DENVER Red Sox sweep the World Series
BUENOS AIRES Fernandez de Kirchner wins presidency
BAINBRIDGE TOWNSHIP, OHIO First frost of the fall hits the East and Midwest
OCEAN ISLE BEACH, N.C. Seven students die in beach-house fire
SPACE Solar panel on space station rips as it is unfurled
MANHATTAN BEACH, CALIF. Competing in a Halloween surfing contest
Deconstructing a Failed Car-Bombing in Iraq
Still life of a rarity: an attack is thwarted
1) The bruised suspect, 27, was arrested at a checkpoint in the southern Iraqi city of Karbala. 2) Seven explosives--weighing about 10 lbs. to 20 lbs. each (5 kg to 10 kg), made of TNT and C-4--failed to ignite for unknown reasons. 3) Iraqi security forces, who took over the city from the U.S. military the following week, jeered at the suspect but at least in the presence of the Reuters photographer did not beat him. 4) Two brigadier generals from Karbala's provincial police were in charge of the scene. 5) The weapon: a Toyota Mark sedan (costs $6,000 when new). Likely target: the nearby Imam Hussein Shrine, one of Shi'ite Islam's holiest sites.
DEFINITION vam-pahy-r i-lek-tron-iks n. Unused appliances, like cell-phone chargers and coffeemakers, that quietly suck up electricity when left plugged into sockets. Constant consumers, they spike electric bills and put more strain on the nation's power grid.
CONTEXT An estimated 5% of U.S. electricity--or $4 billion a year--is wasted by appliances on standby mode, and the Department of Energy says that figure could rise to 20% by 2010.

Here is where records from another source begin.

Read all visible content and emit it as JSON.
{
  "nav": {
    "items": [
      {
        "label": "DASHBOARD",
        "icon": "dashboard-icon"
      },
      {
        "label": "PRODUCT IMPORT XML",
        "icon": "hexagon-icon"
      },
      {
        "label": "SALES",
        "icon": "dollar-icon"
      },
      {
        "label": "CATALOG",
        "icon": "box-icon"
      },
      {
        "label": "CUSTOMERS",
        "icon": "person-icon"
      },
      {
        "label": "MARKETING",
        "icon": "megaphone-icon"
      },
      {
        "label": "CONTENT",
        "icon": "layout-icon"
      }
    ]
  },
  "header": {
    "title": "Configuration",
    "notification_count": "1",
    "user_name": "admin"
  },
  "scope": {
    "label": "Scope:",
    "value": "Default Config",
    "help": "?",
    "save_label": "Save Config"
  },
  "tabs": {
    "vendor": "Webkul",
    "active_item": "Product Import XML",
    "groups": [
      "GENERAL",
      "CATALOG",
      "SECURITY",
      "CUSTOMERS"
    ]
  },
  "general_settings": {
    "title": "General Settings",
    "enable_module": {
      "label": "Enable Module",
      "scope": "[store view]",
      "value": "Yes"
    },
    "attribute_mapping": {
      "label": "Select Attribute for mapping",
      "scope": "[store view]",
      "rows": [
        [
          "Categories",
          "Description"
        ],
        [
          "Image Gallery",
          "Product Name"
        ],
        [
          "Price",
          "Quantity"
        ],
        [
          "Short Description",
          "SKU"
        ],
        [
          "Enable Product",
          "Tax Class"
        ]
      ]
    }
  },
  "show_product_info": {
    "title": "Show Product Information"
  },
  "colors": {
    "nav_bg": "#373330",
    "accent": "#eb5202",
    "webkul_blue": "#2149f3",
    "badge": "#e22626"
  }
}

USAGE California legislators passed the Vampire Slayers Act, which will detail how much energy certain appliances can use. Legislation aside, individuals can easily cut down on their energy consumption by investing in government-backed Energy Star appliances or new technologies that closely monitor their home's energy use. In the meantime, simply switching off power-strip cords every night will make a huge difference.
Sending a Head Home
TETE-A-TETE The tattooed head of a Maori warrior sparked debate over human-body parts as art after the French government barred a natural-history museum from returning the head to New Zealand, where the Maori are from.
THE CRUX A macabre colonial collecting tradition has left dozens of Maori heads on display around the world, but France worries about setting a precedent for returning other human remains, like mummies. If returned, the head will be buried--and, say opponents of repatriation, lost to history.
FOLLOW THE MONEY Prices for metals, agricultural products and fuel have risen fast--and deep-pocketed investors are betting they'll keep rising.
OIL $90 per bbl., up from $60 two years ago and $15 in 1998. Demand remains high.
GOLD $782 per troy oz., up from $465 in 2005. Worries about inflation and the falling dollar have fueled its rise.
CORN $3.52 per bu., up from $1.81 in 2005. The increase is mostly due to the ethanol boom.
COPPER $3.67 per lb., up from $1.94 two years ago. It's so valuable that 16 states have passed or proposed laws aimed at curbing copper theft.
Finding and Fighting Autism
The American Academy of Pediatrics raised a lot of alarms when it issued two new reports about early autism intervention and a recommendation that physicians screen for the disorder twice by age 2--rather than 3 or 4, the ages when autism diagnoses have typically been made. But is autism turning up earlier in childhood? Here's what the announcements really mean:
ROUTINE AUTISM SCREENING WAS RECOMMENDED LAST YEAR. WHAT'S NEW? Pediatricians are now being told to routinely screen all children--not just those with symptoms--for autism at their 18-month and 2-year checkups.
WHY? ARE AUTISM RATES UP? No, the new reports do not show a higher incidence. Instead, they add to a growing body of evidence that suggests the old wait-and-see approach has been wasting valuable treatment time.
HAVE DOCTORS BEEN PART OF THE PROBLEM?
Maybe. A study last year found that only 8% of docs provide routine testing. Too many pediatricians aren't familiar with screening tools like the Checklist for Autism in Toddlers. SHOULD PARENTS WORRY?
Not excessively. But if you notice speech delays or impaired sociability, promptly make time for a screening. New reports show that even toddlers can benefit from behavioral and speech therapies.